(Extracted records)
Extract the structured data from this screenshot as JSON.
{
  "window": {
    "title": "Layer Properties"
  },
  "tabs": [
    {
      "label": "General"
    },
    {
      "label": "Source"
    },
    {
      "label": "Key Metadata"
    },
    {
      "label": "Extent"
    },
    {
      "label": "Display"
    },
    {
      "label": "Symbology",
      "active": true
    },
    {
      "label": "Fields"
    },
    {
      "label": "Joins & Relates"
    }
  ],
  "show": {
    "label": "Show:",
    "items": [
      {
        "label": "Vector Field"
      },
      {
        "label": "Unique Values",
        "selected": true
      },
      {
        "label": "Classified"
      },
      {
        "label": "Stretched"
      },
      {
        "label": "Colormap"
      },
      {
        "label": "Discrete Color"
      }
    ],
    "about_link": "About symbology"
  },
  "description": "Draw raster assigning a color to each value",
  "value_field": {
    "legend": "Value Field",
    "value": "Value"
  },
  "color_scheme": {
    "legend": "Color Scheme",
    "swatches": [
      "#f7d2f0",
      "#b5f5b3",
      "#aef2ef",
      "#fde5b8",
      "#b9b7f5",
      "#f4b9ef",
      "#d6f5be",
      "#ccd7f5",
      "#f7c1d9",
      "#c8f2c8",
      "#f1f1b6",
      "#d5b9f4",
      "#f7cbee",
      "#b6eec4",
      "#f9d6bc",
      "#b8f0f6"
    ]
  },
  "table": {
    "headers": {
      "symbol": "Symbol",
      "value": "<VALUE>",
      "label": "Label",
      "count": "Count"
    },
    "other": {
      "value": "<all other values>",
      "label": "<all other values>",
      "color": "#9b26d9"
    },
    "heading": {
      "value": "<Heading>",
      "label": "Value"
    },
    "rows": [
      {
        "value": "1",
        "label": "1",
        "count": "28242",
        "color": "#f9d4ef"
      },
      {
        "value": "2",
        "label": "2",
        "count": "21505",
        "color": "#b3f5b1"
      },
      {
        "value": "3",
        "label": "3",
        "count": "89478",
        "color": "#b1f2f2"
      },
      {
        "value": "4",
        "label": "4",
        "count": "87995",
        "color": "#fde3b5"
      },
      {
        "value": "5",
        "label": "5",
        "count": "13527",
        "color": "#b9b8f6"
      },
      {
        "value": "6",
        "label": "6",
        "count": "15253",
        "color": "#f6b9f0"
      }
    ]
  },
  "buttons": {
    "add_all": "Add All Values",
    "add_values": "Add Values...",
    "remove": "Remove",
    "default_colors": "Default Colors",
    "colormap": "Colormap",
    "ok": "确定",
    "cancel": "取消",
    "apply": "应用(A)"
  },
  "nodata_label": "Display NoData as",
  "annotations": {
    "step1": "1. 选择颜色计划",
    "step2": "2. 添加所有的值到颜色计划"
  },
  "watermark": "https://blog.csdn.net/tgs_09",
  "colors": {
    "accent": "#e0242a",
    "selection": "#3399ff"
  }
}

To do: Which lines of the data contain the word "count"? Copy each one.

Written response:
      "count": "Count"
        "count": "28242",
        "count": "21505",
        "count": "89478",
        "count": "87995",
        "count": "13527",
        "count": "15253",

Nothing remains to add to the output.